As long as they are making satisfactory progress toward the degree trainees may expect to be funded by the traineeship up to 4 years, with a 5th year only in extraordinary circumstances.  In the dissertation year students are strongly encouraged to seek other funding through dissertation grants, work with their supervisor, or other sources.

Post-doctoral trainees will conduct research in their stated field of interest with a primary mentor, prepare papers for publication in scholarly journals, design a research proposal for possible external funding, and participate in seminars and attend formal courses as needed.

Requirements

To be eligible for a pre-doctoral traineeship, students

  • must be U.S. citizens
  • accepted for PhD study in a relevant area of either the Program in Population Health or the Industrial Engineering graduate program
  • must be enrolled as full time students (as defined by the Graduate School)
  • cannot receive other federal grant funds while a trainee

To be eligible for a post-doctoral traineeship, trainees

  • must be U.S. citizens
  • cannot receive other federal grant funds while a trainee

To Apply

Eligible students who wish to apply for the traineeship should contact one of the training grant directors (see below) to discuss qualifications, career aspirations, and research areas of interest and to arrange formal interviews with the program directors.  Rarely is more than one new traineeship awarded in any given year.  New awards are not made in all years.  

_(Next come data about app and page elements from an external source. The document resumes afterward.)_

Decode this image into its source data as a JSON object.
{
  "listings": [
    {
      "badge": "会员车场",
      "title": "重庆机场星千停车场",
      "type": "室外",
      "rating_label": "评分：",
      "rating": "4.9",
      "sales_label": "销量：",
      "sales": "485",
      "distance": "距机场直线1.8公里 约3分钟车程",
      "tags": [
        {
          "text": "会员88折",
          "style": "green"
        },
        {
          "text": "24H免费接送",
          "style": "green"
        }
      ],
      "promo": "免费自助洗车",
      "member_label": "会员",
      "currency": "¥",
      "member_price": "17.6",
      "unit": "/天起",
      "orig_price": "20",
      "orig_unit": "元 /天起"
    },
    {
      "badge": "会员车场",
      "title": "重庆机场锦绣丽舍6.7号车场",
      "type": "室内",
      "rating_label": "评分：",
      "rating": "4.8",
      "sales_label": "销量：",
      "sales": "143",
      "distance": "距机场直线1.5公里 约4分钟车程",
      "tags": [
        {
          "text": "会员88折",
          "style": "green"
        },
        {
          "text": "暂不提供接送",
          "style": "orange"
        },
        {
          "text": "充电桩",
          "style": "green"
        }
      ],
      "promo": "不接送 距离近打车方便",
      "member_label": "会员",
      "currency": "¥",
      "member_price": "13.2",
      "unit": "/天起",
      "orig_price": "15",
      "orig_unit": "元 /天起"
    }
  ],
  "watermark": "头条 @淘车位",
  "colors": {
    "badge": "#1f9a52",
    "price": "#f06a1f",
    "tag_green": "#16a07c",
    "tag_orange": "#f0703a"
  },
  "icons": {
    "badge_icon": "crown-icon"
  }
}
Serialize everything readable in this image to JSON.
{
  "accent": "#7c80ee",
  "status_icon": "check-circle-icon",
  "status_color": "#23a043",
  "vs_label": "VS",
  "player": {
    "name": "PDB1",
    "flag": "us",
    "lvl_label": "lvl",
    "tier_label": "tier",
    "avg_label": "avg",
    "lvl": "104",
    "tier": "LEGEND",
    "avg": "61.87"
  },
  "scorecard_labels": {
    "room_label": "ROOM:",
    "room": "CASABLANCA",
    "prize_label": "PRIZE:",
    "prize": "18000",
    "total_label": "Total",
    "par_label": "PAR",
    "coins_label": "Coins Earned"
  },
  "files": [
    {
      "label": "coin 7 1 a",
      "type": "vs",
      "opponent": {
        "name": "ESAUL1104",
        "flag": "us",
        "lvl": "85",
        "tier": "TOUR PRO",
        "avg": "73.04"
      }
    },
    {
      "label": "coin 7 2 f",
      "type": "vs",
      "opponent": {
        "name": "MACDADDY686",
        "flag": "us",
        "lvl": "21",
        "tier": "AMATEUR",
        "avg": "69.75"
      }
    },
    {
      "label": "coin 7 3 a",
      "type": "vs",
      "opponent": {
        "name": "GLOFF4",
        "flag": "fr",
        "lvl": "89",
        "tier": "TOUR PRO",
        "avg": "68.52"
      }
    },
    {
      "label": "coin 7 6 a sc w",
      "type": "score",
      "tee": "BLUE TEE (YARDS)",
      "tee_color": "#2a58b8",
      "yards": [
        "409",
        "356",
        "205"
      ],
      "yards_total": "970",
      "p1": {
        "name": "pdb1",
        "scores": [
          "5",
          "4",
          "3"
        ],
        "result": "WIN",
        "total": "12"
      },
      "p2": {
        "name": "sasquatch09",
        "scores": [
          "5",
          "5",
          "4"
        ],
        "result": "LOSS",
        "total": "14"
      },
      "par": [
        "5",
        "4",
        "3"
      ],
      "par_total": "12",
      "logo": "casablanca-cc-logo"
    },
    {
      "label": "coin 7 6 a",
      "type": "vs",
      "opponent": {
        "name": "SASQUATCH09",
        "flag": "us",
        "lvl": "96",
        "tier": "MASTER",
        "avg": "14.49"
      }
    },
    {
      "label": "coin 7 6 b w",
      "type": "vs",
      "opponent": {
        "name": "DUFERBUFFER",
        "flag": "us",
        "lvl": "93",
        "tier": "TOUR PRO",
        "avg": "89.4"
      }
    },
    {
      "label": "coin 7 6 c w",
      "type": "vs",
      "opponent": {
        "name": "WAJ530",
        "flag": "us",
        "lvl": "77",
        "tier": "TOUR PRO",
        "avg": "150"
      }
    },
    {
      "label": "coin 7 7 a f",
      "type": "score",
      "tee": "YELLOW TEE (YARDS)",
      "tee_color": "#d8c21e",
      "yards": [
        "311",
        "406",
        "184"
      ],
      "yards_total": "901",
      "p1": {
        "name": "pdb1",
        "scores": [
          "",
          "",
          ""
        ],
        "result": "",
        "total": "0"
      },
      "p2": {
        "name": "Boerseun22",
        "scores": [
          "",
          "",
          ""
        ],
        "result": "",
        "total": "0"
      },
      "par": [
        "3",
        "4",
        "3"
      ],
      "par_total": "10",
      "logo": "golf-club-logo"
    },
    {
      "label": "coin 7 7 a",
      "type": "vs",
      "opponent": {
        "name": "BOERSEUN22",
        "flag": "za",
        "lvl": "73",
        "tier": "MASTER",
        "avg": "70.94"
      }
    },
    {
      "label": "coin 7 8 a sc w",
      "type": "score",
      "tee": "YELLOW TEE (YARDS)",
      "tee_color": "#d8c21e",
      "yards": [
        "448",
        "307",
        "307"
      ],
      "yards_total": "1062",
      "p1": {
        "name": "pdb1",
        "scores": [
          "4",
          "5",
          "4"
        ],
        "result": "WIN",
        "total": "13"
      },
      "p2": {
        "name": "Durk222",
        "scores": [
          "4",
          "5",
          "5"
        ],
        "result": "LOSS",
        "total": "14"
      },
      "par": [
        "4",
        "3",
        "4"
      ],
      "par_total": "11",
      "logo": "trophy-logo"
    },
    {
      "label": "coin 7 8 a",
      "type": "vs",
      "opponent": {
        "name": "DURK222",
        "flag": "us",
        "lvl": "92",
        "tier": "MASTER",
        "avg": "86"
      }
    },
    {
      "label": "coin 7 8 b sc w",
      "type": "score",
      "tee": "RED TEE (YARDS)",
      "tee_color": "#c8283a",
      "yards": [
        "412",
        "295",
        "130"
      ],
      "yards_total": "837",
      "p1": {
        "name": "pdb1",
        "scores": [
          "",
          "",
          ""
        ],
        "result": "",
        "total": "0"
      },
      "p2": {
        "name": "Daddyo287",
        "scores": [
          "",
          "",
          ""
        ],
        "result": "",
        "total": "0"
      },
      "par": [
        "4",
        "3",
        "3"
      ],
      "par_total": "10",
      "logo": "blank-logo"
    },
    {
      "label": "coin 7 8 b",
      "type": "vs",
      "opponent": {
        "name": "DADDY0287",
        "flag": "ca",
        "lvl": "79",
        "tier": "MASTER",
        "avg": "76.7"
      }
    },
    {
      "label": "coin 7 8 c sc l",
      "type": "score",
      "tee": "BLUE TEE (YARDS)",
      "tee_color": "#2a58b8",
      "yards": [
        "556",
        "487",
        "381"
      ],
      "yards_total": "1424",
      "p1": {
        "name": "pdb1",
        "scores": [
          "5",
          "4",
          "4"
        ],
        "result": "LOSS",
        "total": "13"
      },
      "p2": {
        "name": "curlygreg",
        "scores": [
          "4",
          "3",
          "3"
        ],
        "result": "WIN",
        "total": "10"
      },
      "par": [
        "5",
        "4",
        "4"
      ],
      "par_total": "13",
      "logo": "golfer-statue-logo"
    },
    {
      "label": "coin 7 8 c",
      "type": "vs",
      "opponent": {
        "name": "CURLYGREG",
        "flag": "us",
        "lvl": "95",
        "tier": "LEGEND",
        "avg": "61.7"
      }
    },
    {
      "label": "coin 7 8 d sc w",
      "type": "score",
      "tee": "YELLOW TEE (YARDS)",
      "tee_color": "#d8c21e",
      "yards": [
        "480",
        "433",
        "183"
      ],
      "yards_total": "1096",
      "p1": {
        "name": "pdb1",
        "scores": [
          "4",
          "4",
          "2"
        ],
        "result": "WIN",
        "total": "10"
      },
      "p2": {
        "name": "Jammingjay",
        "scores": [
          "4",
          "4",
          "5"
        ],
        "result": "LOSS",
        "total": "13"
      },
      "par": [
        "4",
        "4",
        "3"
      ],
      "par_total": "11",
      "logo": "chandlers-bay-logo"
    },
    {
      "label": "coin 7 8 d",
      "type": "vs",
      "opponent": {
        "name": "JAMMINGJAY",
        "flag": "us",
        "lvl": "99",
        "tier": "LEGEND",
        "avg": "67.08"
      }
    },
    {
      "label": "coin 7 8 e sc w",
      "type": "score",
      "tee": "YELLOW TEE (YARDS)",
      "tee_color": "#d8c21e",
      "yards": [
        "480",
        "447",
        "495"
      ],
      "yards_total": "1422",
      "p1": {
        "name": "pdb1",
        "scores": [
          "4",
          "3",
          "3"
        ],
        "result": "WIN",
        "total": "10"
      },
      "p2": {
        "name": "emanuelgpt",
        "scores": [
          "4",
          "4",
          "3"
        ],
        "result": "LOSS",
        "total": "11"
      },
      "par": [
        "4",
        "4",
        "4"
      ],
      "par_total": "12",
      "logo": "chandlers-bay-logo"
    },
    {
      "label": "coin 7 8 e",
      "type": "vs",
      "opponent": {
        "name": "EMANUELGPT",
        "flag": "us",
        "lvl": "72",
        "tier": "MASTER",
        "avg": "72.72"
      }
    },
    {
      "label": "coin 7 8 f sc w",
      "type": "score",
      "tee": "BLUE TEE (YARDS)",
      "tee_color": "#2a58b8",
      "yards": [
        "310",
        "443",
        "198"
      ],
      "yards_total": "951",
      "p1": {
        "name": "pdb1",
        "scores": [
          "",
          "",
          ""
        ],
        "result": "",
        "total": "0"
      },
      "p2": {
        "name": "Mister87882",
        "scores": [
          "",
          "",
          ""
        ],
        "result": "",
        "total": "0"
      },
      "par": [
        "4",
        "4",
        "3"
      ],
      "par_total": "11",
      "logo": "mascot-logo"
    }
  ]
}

Training Grant Directors

Maureen A. Smith, M.D., M.P.H., Ph.D., Director, Department of Population Health Sciences
 Phone: 608-262-4802; maureensmith@wisc.edu

Pascale Carayon, Ph.D., Associate Director, Department of Industrial Engineering
 Phone: 608-262-9797;  carayon@engr.wisc.edu

Training Grant Faculty

Doctoral and post-doctoral trainees acquire knowledge through coursework, but conduct of research is the primary focus of graduate study.  Upon admission doctoral students are assigned an academic advisor, but before the end of their second year should identify and associate with the faculty member who will be their major professor and research supervisor.  Usually doctoral students work with their major professor on research supported under grants held by the professor, hold a position as a trainee on a department’s training program, or are supported by competitive doctoral dissertation grants or fellowships secured by the student.  Post-doctoral trainees will develop an individualized Career Development Plan with activities geared to each scholar’s career level, interests, and learning needs.  Each plan will be formulated in collaboration with the scholar, the scholar’s faculty mentors and the program directors.

             

Core Training Grant Faculty
Area(s)of Research
Human factors and systems engineering in healthcare and patient safety
Patient safety; technology change; health systems engineering
HIV prevention and tobacco control, with emphasis on Latino populations and health disparities reduction
Health economics
Access to care; quality of care; patient safety; patient-physican relationship
 
Health Economics, Health Care Technology Assessment, Cost-effectiveness
Social, behavioral, and psychological factors that contribute to healthy aging across the lifespan

 

 
Affiliate Faculty
Area(s)of Research
Frail, older adults in both community and residential settings
Patient-physician communication and shared decision making
Health economics
Health policy
Public health; cancer prevention
Social work;sociology; socioeconomic status and health in aging
Race/ethnicity across the life course; health consequences of social inequalities; and intergenerational relations
Health economics; public economics